02/16/2011 10:24 am ET Updated May 25, 2011

Obama's Minimalist Budget

President Obama's new budget is a highly tactical exercise in fiscal minimalism. It proposes just enough spending cuts to be plausible, while putting off the critical work of tax and entitlement reform. Its unspoken premise seems to be: Given the ax-wielding frenzy that grips House Republicans, the best the White House can do now is to frame the fiscal debate on terms favorable to progressives.

The President's $3.7 trillion budget would trim federal deficits by just over $1 trillion over the next decade. To the chagrin of liberals, the budget proposes to reach this total through a formula of two-thirds spending cuts, one-third tax cuts, rather than a 50-50 split. Also, it limits military spending growth without cutting specific programs. Meanwhile, the blueprint freezes discretionary spending for five years, and cuts over 150 programs, for $25 billion in budget savings next year. In short, the toughest discipline falls on domestic spending, so expect howls of betrayal from the left.

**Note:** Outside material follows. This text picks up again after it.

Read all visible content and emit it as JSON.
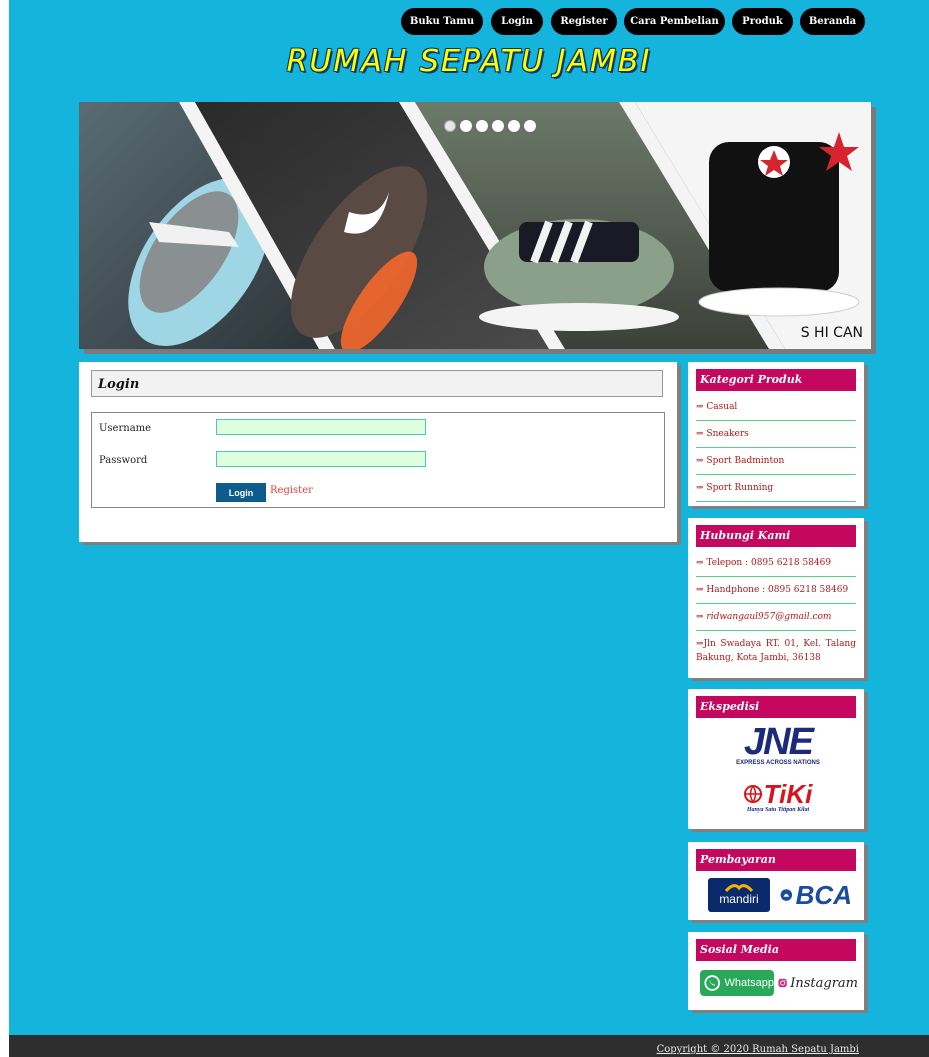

For all that, however, the Obama proposal would still leave us with deficits over 3 percent of GDP in 2020, while doing nothing to brake the runaway growth of costs for Medicare, Medicaid or Social Security, which account for 40 percent of the budget. These costs, propelled by soaring health care prices and demographics, and growing automatically each year, are what drive our nation's long-term debt crisis.

The new budget does stabilize the national debt, but at a level -- 77 percent of GDP -- that most economists believe is well above what's good for our fiscal health. It's getting panned by deficit hawks. "This budget fails to meet the Administration's own fiscal target, it fails to tackle the largest problem areas of the budget, and it fails to bring the debt down to an acceptable level," said Maya MacGuineas of the Committee for a Responsible Federal Budget.

Over the weekend, GOP leaders lambasted Obama for not embracing the much more robust and comprehensive recommendations of his own Fiscal Commission. Its plan would cut deficits by $4 trillion by 2020, make big reductions in tax expenditures, and trim future Social Security and Medicare benefits for the well-off. Bear in mind that, even as they criticize the President's fiscal pusillanimity, House Republicans have rejected the Fiscal Commission blueprint, oppose tax increases of any kind, and are engaged in an Alphonse-and-Gaston routine with the White House over who should go first on entitlement reform.

Nonetheless, the Commission's Democratic co-chairman, Erskine Bowles, also expressed disappointment that the President hasn't used its work as the point of departure for a serious push to restore fiscal stability in Washington. He accurately called the President's proposal "nowhere near where they will have to go to resolve our fiscal nightmare."

The administration apparently is calculating that its modest deficit-reduction proposal has several tactical advantages. First, it may better reflect the public's actual appetite for fiscal restraint. The same polls that show strong public support for reining in public deficits also find majorities opposed to major program cuts. Second, and relatedly, the White House wants to contrast its moderate approach to GOP austerity zealots, who have launched a single-minded jihad against government spending. Once the public tumbles to the implications of the GOP's demands for $100 billion in domestic program cuts now, Democrats reason, they will recoil and demand a more balanced approach that includes defense cuts and tax hikes.

That seems likely. Republicans have convinced themselves that most Americans share their goal of shrinking government by cutting off its credit card. "The country's biggest challenge, domestically speaking, no doubt about it, is a debt crisis," House Budget Committee Chair Paul Ryan said this weekend.

But progressives believe that Americans -- especially the independents and moderates who abandoned Democrats in the midterm election -- are even more concerned about the scarcity of good jobs and America's eroding competitiveness. More than fiscal stringency, they are looking to their leaders for a hopeful plan to jumpstart the stalled U.S. job machine.

The President's budget accordingly makes room for significant new public investments, especially in infrastructure, innovation, and education. He wants to spend $53 billion over the next six years on high speed rail, and invest $50 billion in capitalizing a National Infrastructure Bank. The GOP's knee-jerk dismissal of such strategic investments as just more government waste is wrong as a matter of economics, and it leaves conservatives without a credible theory for how they would rekindle economic growth.

So maybe Obama is right to stand back and give Republicans all the fiscal rope they need to hang themselves from the tree of uncompromising budget austerity. But his Fiscal Commission, which labored diligently and successfully to find some fiscal common ground between the parties, especially on scaling back tax expenditures, deserves better from him. And sooner rather than later, the President will have to step up and lead on entitlement reform, a national imperative that can no longer be safely deferred.

This item is cross-posted at Progressive Fix.